WA study puts patient blood management system on world stage
A Western Australian study into a patient blood management (PBM) system has attracted worldwide interest following its publication in a leading medical journal.
The study (external site), led by Royal Perth Hospital haematologist Professor Michael Leahy, found that a system-wide patient blood management program was not only associated with improved patient survival and reduced complications and length of hospital stay but also substantial cost savings.
The PBM program is designed to maximise use of a patient’s own blood to help avoid blood transfusions during hospital treatment.
In a recent edition of Transfusion, the journal of the American Association of Blood Banks, the researchers revealed that their study – the world’s largest to date – included 605,046 patients admitted to Western Australia’s four major adult tertiary-care hospitals over six years, with results showing:

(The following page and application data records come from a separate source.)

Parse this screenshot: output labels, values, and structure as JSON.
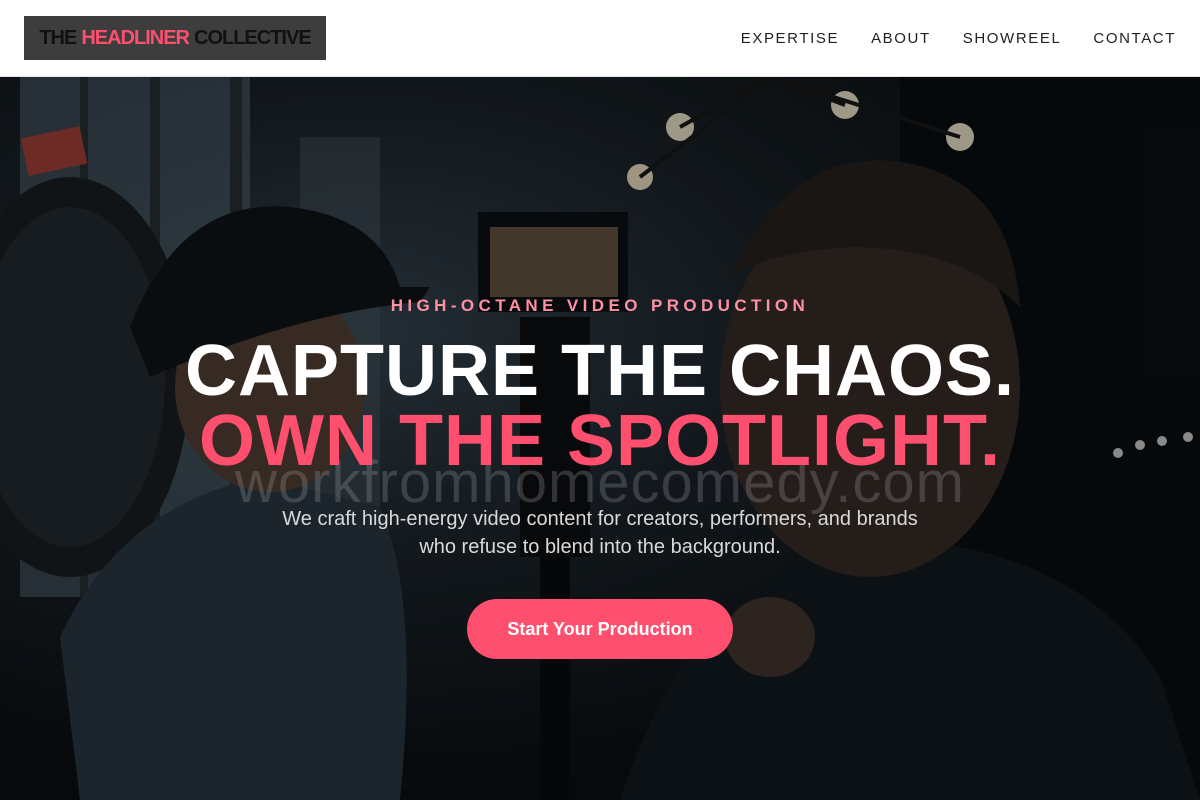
{
  "brand": {
    "part1": "THE",
    "part2": "HEADLINER",
    "part3": "COLLECTIVE",
    "accent_color": "#ff4f6e"
  },
  "nav": {
    "items": [
      {
        "label": "EXPERTISE"
      },
      {
        "label": "ABOUT"
      },
      {
        "label": "SHOWREEL"
      },
      {
        "label": "CONTACT"
      }
    ]
  },
  "hero": {
    "eyebrow": "HIGH-OCTANE VIDEO PRODUCTION",
    "headline_line1": "CAPTURE THE CHAOS.",
    "headline_line2": "OWN THE SPOTLIGHT.",
    "watermark": "workfromhomecomedy.com",
    "subtext": "We craft high-energy video content for creators, performers, and brands who refuse to blend into the background.",
    "cta_label": "Start Your Production",
    "background_image": "film-crew-camera-photo",
    "cta_color": "#ff4f6e"
  }
}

- 28% reduction in hospital mortality
- 15% reduction in average hospital length of stay
- 21% decrease in hospital-acquired infections
- 31% decrease in the incidence of heart attack or stroke.

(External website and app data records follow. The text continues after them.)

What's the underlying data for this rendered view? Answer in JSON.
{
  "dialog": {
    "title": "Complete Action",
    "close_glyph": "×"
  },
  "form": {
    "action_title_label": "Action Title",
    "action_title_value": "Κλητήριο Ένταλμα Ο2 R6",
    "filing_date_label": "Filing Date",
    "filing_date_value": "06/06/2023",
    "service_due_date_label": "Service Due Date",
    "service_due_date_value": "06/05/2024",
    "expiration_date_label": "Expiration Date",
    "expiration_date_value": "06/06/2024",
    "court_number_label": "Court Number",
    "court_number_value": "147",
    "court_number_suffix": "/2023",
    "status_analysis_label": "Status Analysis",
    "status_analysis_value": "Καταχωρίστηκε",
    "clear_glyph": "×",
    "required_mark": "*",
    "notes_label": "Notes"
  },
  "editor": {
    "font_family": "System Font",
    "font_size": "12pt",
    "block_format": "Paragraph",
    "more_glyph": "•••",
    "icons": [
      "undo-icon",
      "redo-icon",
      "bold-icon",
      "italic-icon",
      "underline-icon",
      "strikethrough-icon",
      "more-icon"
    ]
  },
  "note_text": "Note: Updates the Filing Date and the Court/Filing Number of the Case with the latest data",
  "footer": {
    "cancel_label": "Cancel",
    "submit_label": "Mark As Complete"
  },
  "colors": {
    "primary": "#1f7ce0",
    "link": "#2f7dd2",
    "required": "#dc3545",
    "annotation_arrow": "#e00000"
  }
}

The researchers also reported that for the period of their study PBM reduced the use of blood products by 41%, representing a cost saving of $18.5 million to the health system. Gross savings, which included costs associated with administering transfusions in the hospitals, were estimated at $80-100 million.
Professor Leahy said PBM was increasingly being used in hospitals around the world and was fast becoming the gold standard in patient care.
Chief Medical Officer Professor Gary Geelhoed, who was involved in the study, sees the PBM program as a critical part of good hospital management.
"With increasing demands on health and hospital budgets it is essential we continue to find ways to improve patient outcomes without compromising care. PBM is an excellent program which delivers both," he said.